so that we ignore coefficients of zero). (The degree of a polynomial is the maximum for which is nonzero, in which case the leading term of the polynomial is . A polynomial is constant if its degree is . The degree of the zero polynomial may be left chastely undefined, although for some purposes it may be convenient to define it as or as . Even is possible if one is prepared to observe some fine print. Chacun à son goût.)
This set is equipped with an -module structure (where formal linear combinations are added and scalar-multiplied as usual) and also with the structure of a ring, in fact a commutative algebra over , denoted and called the polynomial ring or ring of polynomials, with ring multiplication
the unique one that bilinearly extends the multiplication of monomials given by
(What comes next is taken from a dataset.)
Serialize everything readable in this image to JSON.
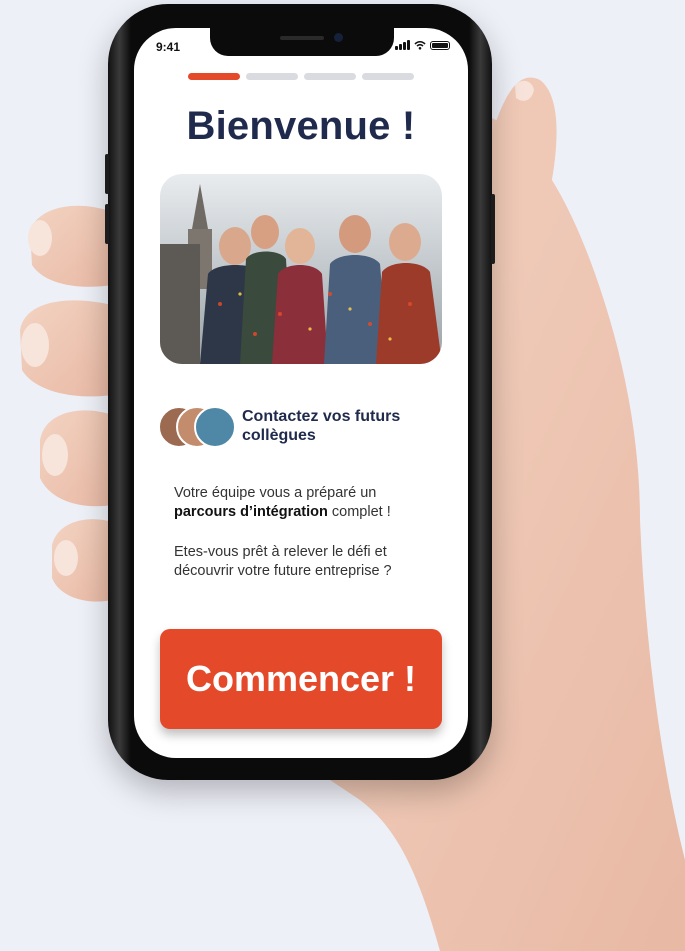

Thus, one way to construct a polynomial ring is first to construct the free commutative monoid generated by a set (the monoid of monomials), and then to construct the free -module generated by the underlying set of that monoid, extending the monoid multiplication to a ring multiplication by bilinearity.
Moreover, there is a noncommutative analogue of polynomial ring on a set , efficiently described as the free -module generated by the (underlying set of the) free monoid on . This carries also a ring structure, with ring multiplication induced from the monoid multiplication. A far-reaching generalization of this construction is given at distributive law.
Finally: polynomial algebras may be regarded as graded algebras (graded over ). Specifically: let us regard as the free -module generated by (the underlying set of) the free commutative monoid . The monoid homomorphism induced by the unique function gives an -fibering of over , with typical fiber whose elements are called monomials of degree . Then the homogeneous component of degree in is the -submodule generated by the subset . The elements of this component are called homogeneous polynomials of degree .
from the singleton to the set underlying . Take . Using -linearity, this is directly seen to yield the desired bijection.
() that take a tuple of elements to . Formally, it takes this tuple to the value of under the unique algebra map that extends the mapping . Here the are appropriate coproduct inclusions (in the category of commutative rings), where . A particularly important case of substitution is the case and , where the map is ordinary substitution . This is a special case of the more general notion of Tall-Wraith monoid.
Let be a commutative ring. Given where the leading coefficient of is a unit (e.g., if is a monic polynomial), there are unique such that and .
If , then and will serve. Otherwise we may argue by induction on , where if is the leading term of and the leading term of , then has lower degree than . This proves existence. Uniqueness is clear, since if and , we have which is impossible; then quickly follows from .
See Euclidean domain for a proof.
For any commutative ring , if is a root of , i.e., if the value of the polynomial function is , then is of the form .
Since is monic, we may write where , whence is a constant. By evaluating the polynomial function at , the term is .
This observation may be exploited in various neat ways. One is that if is a polynomial, then for some unique . A consequence is that the Lawvere theory of commutative -algebras is a Fermat theory. The derivative of may be defined to be .